Information supplied:
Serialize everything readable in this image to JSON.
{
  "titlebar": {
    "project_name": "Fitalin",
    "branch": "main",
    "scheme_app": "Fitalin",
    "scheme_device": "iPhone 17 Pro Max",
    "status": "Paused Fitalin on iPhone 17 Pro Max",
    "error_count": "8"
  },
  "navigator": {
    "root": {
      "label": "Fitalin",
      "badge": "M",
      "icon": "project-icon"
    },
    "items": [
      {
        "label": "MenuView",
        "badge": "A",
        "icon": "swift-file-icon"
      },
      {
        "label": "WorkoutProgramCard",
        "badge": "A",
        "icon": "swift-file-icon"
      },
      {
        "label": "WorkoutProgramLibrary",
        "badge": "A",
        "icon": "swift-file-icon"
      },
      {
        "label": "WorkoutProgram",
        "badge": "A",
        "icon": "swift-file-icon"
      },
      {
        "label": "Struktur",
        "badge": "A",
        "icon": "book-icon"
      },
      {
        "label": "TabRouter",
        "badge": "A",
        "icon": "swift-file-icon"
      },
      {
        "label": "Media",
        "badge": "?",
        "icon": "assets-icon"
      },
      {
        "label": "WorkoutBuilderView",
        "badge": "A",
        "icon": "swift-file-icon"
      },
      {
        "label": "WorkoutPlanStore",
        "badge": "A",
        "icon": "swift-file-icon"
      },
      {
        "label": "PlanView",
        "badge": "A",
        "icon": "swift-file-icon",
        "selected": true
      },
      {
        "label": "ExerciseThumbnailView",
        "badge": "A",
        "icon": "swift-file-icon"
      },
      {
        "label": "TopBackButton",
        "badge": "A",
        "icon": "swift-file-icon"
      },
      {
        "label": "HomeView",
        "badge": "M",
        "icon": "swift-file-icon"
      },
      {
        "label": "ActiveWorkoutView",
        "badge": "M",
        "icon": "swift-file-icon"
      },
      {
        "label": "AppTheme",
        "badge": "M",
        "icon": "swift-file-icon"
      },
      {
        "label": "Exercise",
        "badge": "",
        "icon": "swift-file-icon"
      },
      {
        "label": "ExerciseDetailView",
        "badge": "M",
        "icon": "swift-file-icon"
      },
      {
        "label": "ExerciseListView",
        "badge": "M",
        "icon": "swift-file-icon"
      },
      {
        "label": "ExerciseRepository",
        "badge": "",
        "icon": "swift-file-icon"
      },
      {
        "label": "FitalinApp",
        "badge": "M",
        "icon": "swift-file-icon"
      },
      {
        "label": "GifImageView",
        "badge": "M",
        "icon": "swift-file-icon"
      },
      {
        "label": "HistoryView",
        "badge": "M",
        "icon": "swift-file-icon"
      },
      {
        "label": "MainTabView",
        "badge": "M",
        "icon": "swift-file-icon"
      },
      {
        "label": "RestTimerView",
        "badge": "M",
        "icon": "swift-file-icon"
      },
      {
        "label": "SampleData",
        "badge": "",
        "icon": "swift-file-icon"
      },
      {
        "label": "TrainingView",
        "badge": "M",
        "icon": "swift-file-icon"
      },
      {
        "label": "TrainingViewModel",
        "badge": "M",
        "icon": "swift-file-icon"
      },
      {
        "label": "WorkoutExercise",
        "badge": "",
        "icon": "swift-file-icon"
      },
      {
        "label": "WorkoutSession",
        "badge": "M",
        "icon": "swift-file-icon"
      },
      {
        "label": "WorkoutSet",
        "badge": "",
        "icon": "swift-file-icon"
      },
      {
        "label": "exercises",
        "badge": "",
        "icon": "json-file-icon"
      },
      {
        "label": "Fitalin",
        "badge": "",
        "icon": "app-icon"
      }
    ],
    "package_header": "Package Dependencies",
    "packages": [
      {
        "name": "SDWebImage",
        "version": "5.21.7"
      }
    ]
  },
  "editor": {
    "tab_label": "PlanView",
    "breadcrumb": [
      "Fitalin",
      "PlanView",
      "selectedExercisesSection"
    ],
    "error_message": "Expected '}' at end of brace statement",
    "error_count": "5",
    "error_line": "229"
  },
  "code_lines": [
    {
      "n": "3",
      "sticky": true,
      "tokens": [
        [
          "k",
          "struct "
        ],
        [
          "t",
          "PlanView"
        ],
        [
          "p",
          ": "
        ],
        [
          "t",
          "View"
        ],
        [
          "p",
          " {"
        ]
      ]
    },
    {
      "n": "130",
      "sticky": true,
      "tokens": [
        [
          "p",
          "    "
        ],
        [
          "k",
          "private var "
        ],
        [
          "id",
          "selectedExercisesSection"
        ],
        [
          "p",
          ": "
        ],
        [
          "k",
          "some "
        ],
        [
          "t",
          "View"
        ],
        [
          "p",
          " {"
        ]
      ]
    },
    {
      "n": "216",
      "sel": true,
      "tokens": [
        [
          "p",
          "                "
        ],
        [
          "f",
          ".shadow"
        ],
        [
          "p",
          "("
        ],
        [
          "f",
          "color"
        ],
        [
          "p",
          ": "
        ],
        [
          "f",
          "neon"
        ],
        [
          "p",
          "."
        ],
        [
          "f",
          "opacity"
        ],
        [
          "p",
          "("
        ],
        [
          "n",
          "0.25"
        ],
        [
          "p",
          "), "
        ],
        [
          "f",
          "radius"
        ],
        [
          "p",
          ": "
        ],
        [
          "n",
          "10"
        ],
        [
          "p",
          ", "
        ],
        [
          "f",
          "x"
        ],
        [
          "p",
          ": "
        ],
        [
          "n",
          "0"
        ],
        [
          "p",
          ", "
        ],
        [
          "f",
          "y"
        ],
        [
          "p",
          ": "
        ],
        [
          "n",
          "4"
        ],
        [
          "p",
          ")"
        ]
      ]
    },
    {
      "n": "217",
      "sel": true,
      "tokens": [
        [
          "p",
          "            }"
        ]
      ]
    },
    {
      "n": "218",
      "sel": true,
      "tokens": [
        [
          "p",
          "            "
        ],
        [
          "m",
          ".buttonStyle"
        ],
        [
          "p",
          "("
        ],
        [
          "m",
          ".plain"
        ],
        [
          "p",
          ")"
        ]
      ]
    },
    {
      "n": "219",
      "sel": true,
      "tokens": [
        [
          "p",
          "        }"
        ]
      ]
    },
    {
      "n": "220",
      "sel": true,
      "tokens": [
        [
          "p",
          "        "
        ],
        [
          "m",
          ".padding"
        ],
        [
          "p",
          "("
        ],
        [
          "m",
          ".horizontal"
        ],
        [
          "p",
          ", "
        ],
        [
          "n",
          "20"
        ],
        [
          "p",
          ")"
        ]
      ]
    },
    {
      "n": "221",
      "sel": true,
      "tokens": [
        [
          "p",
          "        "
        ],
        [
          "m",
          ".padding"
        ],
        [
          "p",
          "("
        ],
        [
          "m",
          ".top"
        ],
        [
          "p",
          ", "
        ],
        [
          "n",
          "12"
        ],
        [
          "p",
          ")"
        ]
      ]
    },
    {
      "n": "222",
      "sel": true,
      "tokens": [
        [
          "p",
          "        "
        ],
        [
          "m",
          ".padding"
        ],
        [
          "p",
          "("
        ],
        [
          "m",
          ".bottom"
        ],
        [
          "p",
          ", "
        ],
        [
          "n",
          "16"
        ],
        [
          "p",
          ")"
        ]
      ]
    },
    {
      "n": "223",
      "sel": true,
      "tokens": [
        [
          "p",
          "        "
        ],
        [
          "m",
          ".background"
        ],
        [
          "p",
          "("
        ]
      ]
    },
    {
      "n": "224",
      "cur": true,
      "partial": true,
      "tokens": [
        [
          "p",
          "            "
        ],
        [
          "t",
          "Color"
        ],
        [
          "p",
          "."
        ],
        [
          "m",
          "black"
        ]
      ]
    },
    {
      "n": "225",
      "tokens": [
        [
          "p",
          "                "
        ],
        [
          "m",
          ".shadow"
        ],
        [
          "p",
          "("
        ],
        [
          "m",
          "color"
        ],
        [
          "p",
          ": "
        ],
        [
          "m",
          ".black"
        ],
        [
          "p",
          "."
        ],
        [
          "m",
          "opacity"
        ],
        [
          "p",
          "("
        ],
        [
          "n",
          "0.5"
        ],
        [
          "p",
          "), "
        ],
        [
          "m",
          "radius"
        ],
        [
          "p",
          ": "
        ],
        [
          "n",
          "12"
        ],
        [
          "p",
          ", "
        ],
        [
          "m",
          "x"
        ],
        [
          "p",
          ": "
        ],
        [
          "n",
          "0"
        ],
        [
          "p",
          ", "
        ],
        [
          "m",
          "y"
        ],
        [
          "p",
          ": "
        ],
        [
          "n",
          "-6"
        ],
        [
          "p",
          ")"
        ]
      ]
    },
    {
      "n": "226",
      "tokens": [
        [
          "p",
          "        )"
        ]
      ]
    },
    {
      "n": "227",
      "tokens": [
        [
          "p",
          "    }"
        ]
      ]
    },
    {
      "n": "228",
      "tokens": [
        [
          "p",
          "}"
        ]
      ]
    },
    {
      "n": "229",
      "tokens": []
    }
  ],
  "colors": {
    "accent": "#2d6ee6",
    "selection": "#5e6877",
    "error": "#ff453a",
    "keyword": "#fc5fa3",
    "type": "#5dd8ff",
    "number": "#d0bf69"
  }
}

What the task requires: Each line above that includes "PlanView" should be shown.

Your response:
        "label": "PlanView",
    "tab_label": "PlanView",
      "PlanView",
          "PlanView"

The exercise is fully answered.